In spite of these losses the war years brought a considerable increase in the number of adult refugees of all nationalities.
(i) As mentioned before, there were, at the outbreak of war, about 18,000 child refugees under sixteen in this country. About 6,000 of them have reached the age of sixteen in the meantime and must therefore be included in the number of adult refugees.
(ii) War-time refugee immigration to Great Britain was negligible until the invasion of Norway. But 1940 brought new waves of refugees.

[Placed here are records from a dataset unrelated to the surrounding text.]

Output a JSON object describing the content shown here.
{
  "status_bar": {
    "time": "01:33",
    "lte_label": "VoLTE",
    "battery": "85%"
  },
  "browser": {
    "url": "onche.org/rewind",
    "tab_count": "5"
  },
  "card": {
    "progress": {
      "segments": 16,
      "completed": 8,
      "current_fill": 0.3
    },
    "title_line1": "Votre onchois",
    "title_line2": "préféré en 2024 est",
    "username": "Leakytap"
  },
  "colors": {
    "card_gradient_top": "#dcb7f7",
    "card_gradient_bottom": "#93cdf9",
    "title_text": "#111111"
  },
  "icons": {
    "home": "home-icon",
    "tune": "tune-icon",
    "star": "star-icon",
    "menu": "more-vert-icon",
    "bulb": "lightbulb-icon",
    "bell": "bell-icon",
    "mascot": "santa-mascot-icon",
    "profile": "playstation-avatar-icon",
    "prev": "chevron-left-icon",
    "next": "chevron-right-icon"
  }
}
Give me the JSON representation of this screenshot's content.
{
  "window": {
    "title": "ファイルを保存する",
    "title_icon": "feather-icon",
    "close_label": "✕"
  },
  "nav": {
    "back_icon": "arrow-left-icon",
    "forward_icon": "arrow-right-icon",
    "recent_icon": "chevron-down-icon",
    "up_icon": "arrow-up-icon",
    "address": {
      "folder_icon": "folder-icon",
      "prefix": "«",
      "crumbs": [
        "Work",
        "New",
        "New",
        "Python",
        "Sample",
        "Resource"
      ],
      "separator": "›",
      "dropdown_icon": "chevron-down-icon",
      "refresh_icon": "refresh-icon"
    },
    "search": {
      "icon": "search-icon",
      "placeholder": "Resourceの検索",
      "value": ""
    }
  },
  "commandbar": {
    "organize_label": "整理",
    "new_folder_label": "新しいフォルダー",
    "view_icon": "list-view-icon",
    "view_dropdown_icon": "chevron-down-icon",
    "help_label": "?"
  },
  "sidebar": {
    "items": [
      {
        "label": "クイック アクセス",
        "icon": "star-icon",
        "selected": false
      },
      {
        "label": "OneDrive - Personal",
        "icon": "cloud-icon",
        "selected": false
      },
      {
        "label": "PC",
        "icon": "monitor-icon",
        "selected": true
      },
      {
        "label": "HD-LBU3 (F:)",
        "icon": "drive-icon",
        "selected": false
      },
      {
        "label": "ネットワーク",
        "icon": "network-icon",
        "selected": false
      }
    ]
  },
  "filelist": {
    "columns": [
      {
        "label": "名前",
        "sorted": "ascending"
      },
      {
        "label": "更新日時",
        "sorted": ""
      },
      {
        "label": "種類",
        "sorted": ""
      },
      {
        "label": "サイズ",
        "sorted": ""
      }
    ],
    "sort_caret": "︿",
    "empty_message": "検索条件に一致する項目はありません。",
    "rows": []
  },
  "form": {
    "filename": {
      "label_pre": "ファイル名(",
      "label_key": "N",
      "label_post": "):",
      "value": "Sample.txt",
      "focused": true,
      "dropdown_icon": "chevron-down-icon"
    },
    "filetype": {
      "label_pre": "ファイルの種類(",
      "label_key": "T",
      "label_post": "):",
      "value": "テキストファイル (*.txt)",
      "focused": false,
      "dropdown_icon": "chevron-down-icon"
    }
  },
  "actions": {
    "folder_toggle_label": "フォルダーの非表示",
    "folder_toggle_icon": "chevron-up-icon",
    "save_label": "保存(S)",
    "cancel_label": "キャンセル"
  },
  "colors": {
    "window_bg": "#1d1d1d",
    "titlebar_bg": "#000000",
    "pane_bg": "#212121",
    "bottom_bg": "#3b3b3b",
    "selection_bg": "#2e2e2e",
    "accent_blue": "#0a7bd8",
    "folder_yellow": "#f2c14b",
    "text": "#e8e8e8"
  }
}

The Prime Minister has recently given particulars about the numbers involved. “Since the outbreak of war,” he said, “there have been the following admissions of aliens who came as refugees from enemy and enemy occupied countries, namely: in 1940 about 35,000, in 1941 more than 13,000, and in 1942 over 15,000. The total number of these refugees in the three years 1940-42 thus amounted to more than 63,000. This total includes about 20,000 seamen, but it is exclusive of the very large numbers who have come as members of the Allied Forces. If all children who came with their parents were allowed for, the total of refugees who were here at the beginning of the war or who have come here since is approximately 150,000.” This estimate of 150,000 obviously does not allow for those who have left or died since the beginning of the war. Such allowance is made in our following estimate, made in the Summer of 1943.
Civilian refugees in Britain, Summer, 1943
A very considerable number of these 140,000 persons, who had been admitted as civilians, joined the British or Allied Forces soon after their arrival.
More recent information was given by Mr. Morrison in the House of Commons on April 4th, 1944. About 10,000 refugees of alien nationality (consisting mainly of volunteers for the Allied Forces) were admitted in 1943. Taking into account these additions and losses through emigration, transfer of internees to the Dominions, deaths and acquisition of British nationality by marriage, the Home Secretary arrives at the following conclusion: “The best estimate that can at present be made is that the total of civilian refugees (men, women and children) at present in this country is in the neighbourhood of 120,000 of whom some 20,000 are merchant seamen.”
Continue to Page Three: HOW MANY WILL BE LEFT AFTER THE WAR?
 The Prime Minister in the House of Commons, April 7th, 1943. According to a statement in the House on December 9th, 1943, the number of alien seamen “who are largely nationals of the Allied Powers in Europe amounted to 27.000.”